The grand Richard H. Chambers Courthouse sits atop a hill overlooking the Arroyo Seco in Pasadena, CA. It’s one of the city’s most prominent visual landmarks, and since 1985, it’s served as the southern seat of the Ninth Circuit Court of Appeals – but that’s just a fragment of the historic building’s timeline.
The hilltop on which the building sits was originally home to a two-story boarding house and several surrounding bungalows, built after the turn of the 20th century. The boarding house was founded by Emma C. Bangs; when she passed away, it was acquired by a new owner who operated the property as Vista del Arroyo, a small resort.
In 1920, the property was purchased by noted hotelier Daniel M. Linnard, who quickly retained architecture firm Marston & Van Pelt to design a two-story, Spanish Colonial Revival-style addition to the north end of the existing boarding house. The expansion came amidst the tail end of a resort hotel boom in Pasadena.
Linnard sold the property to H.O. Comstock in the mid-‘20s; Comstock then began plans for an even larger expansion. He hired architect George H. Wiemeyer to redesign and expand the existing Vista del Arroyo hotel. In 1931, the hotel reopened and debuted a new six-story expansion, complete with 400 new rooms and a belvedere tower. Like the Marston & Van Pelt expansion years earlier, it featured strong Spanish Colonial Revival style elements.

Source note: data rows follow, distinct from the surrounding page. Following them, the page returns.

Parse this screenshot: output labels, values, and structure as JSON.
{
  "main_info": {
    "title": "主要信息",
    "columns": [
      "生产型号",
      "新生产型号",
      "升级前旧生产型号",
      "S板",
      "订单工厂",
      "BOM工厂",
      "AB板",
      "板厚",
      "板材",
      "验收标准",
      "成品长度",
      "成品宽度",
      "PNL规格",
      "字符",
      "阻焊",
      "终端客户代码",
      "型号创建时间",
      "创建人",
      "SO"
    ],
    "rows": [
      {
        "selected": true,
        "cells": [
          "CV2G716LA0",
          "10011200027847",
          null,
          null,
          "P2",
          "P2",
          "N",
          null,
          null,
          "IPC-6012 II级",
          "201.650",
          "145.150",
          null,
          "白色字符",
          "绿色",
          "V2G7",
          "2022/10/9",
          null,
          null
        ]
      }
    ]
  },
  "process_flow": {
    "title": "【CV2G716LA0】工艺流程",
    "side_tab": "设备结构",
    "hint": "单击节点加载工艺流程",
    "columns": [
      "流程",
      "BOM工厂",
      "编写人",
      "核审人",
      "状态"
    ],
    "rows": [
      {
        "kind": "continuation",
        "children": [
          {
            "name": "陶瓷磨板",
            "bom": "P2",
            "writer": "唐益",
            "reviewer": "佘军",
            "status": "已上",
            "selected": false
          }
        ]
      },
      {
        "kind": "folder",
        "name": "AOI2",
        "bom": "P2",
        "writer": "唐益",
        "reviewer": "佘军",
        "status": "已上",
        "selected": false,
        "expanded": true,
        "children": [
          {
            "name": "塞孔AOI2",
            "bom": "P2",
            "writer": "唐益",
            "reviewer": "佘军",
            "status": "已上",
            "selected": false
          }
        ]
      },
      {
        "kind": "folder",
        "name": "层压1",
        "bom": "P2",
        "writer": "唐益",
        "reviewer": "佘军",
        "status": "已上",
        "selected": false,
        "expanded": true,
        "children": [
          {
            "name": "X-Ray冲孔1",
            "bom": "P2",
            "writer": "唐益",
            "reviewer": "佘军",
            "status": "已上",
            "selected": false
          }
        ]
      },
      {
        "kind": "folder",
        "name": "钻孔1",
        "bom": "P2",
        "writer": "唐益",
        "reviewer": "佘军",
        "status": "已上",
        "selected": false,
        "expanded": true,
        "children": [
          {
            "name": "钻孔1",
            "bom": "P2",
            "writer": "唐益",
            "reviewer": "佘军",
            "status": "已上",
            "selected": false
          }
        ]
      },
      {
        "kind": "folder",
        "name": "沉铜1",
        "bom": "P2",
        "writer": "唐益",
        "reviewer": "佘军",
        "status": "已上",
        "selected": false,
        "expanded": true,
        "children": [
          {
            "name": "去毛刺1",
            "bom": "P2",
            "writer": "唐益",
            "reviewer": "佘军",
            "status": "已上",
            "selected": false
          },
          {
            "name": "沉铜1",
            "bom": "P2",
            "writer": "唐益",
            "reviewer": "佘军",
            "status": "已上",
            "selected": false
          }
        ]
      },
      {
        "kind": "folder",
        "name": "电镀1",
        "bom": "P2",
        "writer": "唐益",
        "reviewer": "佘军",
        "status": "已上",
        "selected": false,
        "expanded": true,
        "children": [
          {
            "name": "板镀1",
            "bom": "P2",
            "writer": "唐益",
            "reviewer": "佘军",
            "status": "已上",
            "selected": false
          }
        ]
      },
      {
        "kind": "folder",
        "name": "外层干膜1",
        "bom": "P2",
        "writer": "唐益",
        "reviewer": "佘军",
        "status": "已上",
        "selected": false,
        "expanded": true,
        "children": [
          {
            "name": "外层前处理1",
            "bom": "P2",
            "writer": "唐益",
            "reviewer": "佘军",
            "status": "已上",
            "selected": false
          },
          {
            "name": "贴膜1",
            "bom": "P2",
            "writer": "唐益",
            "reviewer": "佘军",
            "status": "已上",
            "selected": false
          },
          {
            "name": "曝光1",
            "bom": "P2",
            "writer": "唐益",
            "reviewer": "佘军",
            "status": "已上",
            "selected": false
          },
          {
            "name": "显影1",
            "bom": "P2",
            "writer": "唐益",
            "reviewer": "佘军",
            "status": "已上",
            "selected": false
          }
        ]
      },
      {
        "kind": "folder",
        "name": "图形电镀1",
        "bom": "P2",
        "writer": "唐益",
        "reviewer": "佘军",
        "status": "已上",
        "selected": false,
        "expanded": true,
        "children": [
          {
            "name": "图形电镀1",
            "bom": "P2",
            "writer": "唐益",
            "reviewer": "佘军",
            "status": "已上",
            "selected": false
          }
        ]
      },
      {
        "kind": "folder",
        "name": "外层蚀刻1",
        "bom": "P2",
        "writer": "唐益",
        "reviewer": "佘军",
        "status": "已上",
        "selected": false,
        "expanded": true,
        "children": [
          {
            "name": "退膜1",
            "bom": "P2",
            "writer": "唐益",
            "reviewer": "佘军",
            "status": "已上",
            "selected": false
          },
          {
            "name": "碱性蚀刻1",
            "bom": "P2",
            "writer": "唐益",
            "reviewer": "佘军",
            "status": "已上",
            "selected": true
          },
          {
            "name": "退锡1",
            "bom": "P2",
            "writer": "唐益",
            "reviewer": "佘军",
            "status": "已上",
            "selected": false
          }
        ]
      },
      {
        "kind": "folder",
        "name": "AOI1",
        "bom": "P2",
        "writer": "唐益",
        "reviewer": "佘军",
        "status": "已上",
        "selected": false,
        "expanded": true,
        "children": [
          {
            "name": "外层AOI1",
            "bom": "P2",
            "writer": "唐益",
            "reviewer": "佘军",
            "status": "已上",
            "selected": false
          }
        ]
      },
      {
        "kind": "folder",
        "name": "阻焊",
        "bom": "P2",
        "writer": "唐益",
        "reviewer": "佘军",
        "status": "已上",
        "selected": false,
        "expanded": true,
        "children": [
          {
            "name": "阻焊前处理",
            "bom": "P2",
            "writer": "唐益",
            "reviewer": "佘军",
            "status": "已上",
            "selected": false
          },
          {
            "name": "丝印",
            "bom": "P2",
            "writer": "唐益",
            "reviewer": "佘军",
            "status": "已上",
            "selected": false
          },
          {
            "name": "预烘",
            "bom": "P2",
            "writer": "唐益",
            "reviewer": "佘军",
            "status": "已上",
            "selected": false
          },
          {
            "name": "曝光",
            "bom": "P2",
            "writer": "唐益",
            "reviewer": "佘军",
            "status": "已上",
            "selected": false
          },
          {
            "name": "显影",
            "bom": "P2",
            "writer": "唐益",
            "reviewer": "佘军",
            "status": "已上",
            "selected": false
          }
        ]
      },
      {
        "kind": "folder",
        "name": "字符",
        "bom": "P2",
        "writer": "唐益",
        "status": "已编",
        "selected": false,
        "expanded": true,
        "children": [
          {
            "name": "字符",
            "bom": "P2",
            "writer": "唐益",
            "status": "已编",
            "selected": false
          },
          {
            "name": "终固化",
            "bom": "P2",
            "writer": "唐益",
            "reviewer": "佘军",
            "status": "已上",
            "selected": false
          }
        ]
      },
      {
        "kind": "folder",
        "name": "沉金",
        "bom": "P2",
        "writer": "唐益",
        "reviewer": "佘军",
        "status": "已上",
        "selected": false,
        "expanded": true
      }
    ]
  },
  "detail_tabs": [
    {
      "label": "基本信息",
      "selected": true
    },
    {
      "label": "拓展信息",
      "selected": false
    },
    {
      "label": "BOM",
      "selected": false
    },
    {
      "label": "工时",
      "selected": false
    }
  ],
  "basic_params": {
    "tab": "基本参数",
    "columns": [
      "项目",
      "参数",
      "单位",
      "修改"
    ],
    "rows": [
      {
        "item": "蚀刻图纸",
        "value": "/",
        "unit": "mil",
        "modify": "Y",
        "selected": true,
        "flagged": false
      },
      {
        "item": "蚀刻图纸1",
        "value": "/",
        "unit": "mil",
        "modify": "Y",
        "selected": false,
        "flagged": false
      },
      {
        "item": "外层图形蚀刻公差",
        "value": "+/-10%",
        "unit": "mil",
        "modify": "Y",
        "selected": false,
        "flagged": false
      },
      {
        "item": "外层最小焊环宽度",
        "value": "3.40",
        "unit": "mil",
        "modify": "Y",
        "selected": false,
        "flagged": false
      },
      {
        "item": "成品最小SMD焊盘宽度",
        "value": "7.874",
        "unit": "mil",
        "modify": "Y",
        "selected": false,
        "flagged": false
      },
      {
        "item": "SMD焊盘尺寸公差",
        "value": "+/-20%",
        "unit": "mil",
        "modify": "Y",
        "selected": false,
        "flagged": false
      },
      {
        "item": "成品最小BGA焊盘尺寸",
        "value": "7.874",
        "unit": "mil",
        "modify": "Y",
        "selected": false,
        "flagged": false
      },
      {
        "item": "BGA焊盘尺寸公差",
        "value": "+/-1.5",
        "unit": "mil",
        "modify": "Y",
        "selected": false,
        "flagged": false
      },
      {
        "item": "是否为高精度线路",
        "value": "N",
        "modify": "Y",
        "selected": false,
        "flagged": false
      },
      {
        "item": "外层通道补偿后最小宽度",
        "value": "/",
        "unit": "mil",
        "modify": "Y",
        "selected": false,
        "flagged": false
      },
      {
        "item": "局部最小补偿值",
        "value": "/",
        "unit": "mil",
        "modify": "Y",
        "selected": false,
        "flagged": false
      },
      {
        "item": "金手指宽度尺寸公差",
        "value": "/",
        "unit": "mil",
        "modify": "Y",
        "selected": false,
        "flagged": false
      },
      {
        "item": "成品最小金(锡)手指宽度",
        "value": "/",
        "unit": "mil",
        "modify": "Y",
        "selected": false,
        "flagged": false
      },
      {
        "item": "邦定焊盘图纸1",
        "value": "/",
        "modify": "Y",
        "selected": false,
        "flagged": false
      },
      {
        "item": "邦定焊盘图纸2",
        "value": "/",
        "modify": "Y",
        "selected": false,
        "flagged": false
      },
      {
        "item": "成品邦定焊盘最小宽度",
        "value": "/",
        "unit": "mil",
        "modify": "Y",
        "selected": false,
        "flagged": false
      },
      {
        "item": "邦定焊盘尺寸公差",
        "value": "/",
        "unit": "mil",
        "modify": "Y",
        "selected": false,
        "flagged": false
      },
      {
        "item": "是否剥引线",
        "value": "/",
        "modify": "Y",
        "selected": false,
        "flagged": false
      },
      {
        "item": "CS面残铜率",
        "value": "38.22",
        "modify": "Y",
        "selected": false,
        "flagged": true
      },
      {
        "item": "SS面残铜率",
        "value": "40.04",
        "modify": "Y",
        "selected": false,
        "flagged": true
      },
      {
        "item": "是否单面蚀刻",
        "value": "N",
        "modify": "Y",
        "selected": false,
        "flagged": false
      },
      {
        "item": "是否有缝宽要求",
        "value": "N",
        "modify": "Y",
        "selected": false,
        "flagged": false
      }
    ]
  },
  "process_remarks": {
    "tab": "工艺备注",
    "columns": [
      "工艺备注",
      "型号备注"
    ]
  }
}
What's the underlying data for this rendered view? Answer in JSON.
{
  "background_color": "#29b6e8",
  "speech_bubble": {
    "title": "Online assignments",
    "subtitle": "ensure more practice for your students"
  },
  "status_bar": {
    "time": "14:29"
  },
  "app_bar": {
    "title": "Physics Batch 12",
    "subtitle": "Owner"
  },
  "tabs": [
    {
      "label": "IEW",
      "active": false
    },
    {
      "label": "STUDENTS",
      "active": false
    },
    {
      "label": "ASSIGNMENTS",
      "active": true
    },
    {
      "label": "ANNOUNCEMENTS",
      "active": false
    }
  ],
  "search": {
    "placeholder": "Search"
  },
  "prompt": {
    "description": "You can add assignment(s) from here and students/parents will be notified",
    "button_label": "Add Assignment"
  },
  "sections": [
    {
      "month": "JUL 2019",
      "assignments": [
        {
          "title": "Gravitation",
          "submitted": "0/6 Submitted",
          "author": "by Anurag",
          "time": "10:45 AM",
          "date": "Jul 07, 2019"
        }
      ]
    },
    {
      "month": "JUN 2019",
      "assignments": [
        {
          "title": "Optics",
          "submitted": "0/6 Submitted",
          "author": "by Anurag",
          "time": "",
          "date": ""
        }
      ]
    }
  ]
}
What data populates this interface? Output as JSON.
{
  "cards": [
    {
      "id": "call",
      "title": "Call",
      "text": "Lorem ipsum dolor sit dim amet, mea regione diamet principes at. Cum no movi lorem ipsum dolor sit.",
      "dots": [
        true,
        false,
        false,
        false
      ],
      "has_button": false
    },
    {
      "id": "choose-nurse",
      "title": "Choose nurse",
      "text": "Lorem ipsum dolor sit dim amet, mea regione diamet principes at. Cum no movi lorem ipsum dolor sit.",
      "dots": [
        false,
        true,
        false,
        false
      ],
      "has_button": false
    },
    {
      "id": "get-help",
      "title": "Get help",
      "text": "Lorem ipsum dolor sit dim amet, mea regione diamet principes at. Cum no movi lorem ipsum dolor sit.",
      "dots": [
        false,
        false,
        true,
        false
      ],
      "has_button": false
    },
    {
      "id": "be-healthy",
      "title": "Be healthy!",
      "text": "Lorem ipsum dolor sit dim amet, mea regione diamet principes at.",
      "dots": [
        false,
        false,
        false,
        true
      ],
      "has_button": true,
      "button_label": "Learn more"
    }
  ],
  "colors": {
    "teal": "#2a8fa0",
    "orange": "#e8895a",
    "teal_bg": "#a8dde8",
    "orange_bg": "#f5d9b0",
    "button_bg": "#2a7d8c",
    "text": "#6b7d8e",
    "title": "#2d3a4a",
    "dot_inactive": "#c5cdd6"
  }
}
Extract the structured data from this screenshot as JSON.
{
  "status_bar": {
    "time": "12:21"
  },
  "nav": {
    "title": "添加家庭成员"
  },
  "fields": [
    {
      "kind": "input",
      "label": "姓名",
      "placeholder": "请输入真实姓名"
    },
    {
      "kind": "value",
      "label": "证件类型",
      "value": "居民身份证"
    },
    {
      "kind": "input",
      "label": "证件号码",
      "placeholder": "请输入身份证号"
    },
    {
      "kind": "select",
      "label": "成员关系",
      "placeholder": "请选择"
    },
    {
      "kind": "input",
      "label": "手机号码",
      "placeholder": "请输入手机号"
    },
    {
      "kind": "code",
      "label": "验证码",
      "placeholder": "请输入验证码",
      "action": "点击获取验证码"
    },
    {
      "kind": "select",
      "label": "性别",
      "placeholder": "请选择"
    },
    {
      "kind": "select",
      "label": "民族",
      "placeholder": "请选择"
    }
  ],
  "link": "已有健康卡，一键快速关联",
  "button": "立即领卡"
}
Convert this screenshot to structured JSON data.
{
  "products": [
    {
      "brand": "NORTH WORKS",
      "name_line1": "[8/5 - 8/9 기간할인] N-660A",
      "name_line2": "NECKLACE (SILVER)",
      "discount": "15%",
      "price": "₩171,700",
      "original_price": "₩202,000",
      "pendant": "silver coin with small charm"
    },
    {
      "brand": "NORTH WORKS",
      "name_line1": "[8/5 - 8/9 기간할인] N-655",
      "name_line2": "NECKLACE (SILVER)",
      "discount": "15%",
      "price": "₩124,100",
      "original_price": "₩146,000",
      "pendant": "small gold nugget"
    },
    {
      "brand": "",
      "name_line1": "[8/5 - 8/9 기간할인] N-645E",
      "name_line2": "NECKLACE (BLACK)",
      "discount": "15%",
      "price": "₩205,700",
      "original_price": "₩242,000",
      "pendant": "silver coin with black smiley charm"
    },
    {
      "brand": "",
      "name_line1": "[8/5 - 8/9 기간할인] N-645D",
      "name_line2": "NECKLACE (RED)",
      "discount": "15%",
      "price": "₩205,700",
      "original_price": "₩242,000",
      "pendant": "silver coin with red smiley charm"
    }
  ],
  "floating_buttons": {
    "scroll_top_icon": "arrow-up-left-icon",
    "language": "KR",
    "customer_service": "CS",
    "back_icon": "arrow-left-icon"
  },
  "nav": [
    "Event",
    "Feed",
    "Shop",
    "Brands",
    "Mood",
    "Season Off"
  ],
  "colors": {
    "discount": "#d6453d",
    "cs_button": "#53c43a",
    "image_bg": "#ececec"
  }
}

Linnard was apparently impressed by the new, larger Vista del Arroyo, as he had reacquired the property by the mid-‘30s. He brought in landscape architect Verner S. Anderson to design the hotel gardens, which would feature fountains, tennis courts, and a pool.
While the Comstock and Linnard upgrades helped the resort hotel outlast many of its competitors, it was still on its last legs by the start of the ‘40s. Luckily, the building would soon find a new – albeit grim – use.
The government took over the building in 1943, acquiring it under the World Powers Act. It was converted into McCornack Army Hospital to serve as an auxiliary medical center for injured soldiers during World War II. The hospital operated until 1949; after that, it was utilized as office space for the U.S. Army and Navy.
The U.S. General Services Administration acquired the old hotel property in 1964. It continued to be used as office space – for federal agencies rather than the military – until 1974.
The building and its surrounding bungalows were added to the National Register of Historic Places in 1981. Around the same time, the GSA began hatching plans to restore the building for use as a federal courthouse. Architecture firm Neptune & Thomas helmed the restoration and renovation efforts.
The new U.S. Court of Appeals building opened in 1985. Around a decade later, it was rededicated in honor of Richard H. Chambers, a Ninth Circuit judge who had strongly advocated for the building’s reuse as a courthouse.
Today, the Richard H. Chambers Courthouse continues to house the U.S. Court of Appeals for the Ninth Circuit.